What you need to do: How many lines in the records below hold the string "JSON"? Please answer with the number and nothing more.

Provided data:
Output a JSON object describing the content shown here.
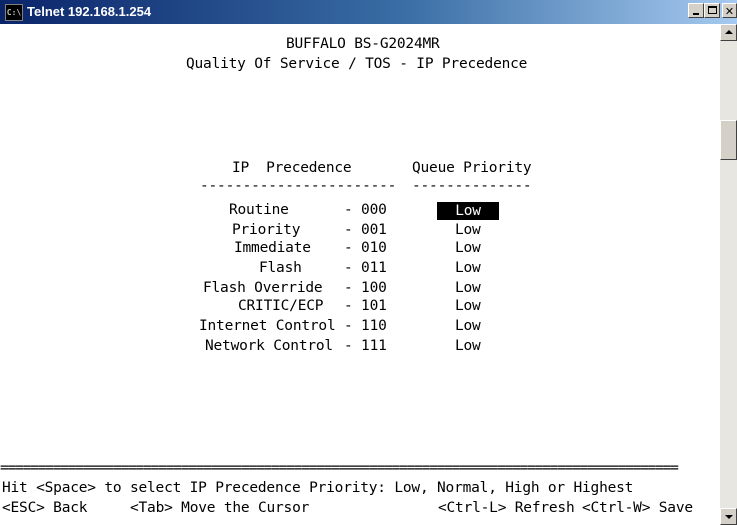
{
  "window": {
    "title": "Telnet 192.168.1.254",
    "icon_label": "C:\\",
    "buttons": [
      "minimize",
      "maximize",
      "close"
    ]
  },
  "screen": {
    "device": "BUFFALO BS-G2024MR",
    "page_title": "Quality Of Service / TOS - IP Precedence",
    "columns": {
      "precedence": "IP  Precedence",
      "priority": "Queue Priority",
      "precedence_rule": "-----------------------",
      "priority_rule": "--------------"
    },
    "rows": [
      {
        "name": "Routine",
        "code": "- 000",
        "priority": "Low",
        "selected": true
      },
      {
        "name": "Priority",
        "code": "- 001",
        "priority": "Low"
      },
      {
        "name": "Immediate",
        "code": "- 010",
        "priority": "Low"
      },
      {
        "name": "Flash",
        "code": "- 011",
        "priority": "Low"
      },
      {
        "name": "Flash Override",
        "code": "- 100",
        "priority": "Low"
      },
      {
        "name": "CRITIC/ECP",
        "code": "- 101",
        "priority": "Low"
      },
      {
        "name": "Internet Control",
        "code": "- 110",
        "priority": "Low"
      },
      {
        "name": "Network Control",
        "code": "- 111",
        "priority": "Low"
      }
    ],
    "separator": "==========================================================================================",
    "help": "Hit <Space> to select IP Precedence Priority: Low, Normal, High or Highest",
    "footer": {
      "esc": "<ESC> Back",
      "tab": "<Tab> Move the Cursor",
      "refresh": "<Ctrl-L> Refresh",
      "save": "<Ctrl-W> Save"
    }
  },
  "colors": {
    "titlebar_start": "#0a246a",
    "titlebar_end": "#a6caf0",
    "selection_bg": "#000000",
    "selection_fg": "#ffffff"
  }
}
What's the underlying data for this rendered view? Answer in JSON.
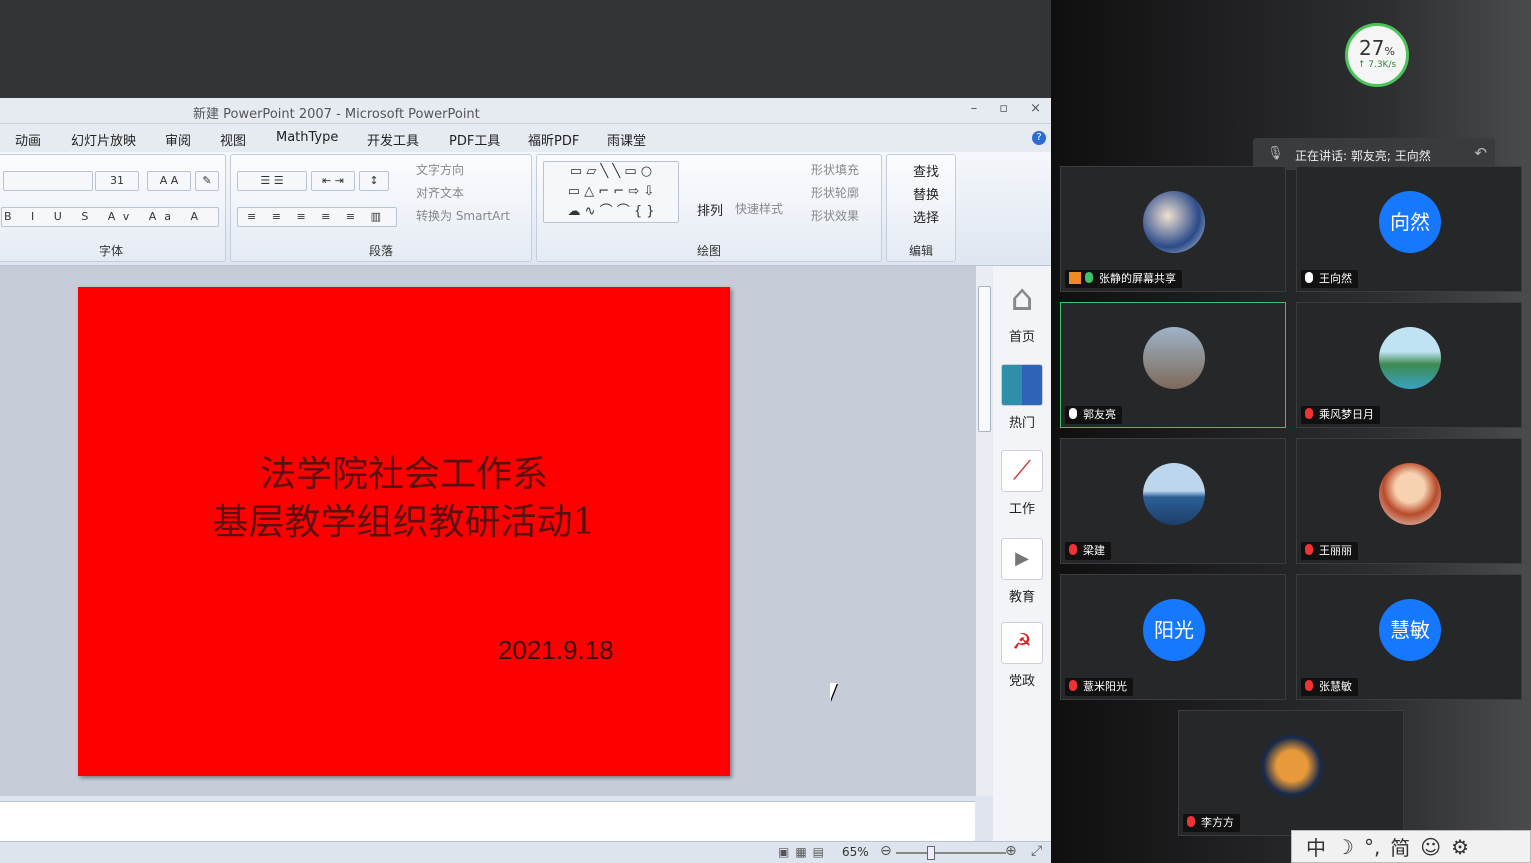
{
  "ppt": {
    "window_title": "新建 PowerPoint 2007 - Microsoft PowerPoint",
    "window_controls": [
      "–",
      "▫",
      "×"
    ],
    "menu": [
      "动画",
      "幻灯片放映",
      "审阅",
      "视图",
      "MathType",
      "开发工具",
      "PDF工具",
      "福昕PDF",
      "雨课堂"
    ],
    "ribbon": {
      "font_size": "31",
      "font_group": "字体",
      "paragraph_group": "段落",
      "drawing_group": "绘图",
      "edit_group": "编辑",
      "text_direction": "文字方向",
      "align_text": "对齐文本",
      "smartart": "转换为 SmartArt",
      "arrange": "排列",
      "quick_styles": "快速样式",
      "shape_fill": "形状填充",
      "shape_outline": "形状轮廓",
      "shape_effects": "形状效果",
      "find": "查找",
      "replace": "替换",
      "select": "选择"
    },
    "slide": {
      "line1": "法学院社会工作系",
      "line2": "基层教学组织教研活动1",
      "date": "2021.9.18"
    },
    "zoom": "65%",
    "side_panel": [
      "首页",
      "热门",
      "工作",
      "教育",
      "党政"
    ]
  },
  "meeting": {
    "network": {
      "percent": "27",
      "unit": "%",
      "speed": "↑ 7.3K/s"
    },
    "speaking": "正在讲话: 郭友亮; 王向然",
    "participants": [
      {
        "name": "张静的屏幕共享",
        "avatar_text": "",
        "mic": "on"
      },
      {
        "name": "王向然",
        "avatar_text": "向然",
        "mic": "on"
      },
      {
        "name": "郭友亮",
        "avatar_text": "",
        "mic": "on"
      },
      {
        "name": "乘风梦日月",
        "avatar_text": "",
        "mic": "off"
      },
      {
        "name": "梁建",
        "avatar_text": "",
        "mic": "off"
      },
      {
        "name": "王丽丽",
        "avatar_text": "",
        "mic": "off"
      },
      {
        "name": "薏米阳光",
        "avatar_text": "阳光",
        "mic": "off"
      },
      {
        "name": "张慧敏",
        "avatar_text": "慧敏",
        "mic": "off"
      },
      {
        "name": "李方方",
        "avatar_text": "",
        "mic": "off"
      }
    ]
  },
  "ime": [
    "中",
    "☽",
    "°,",
    "简",
    "☺",
    "⚙"
  ]
}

Solution for this task: 2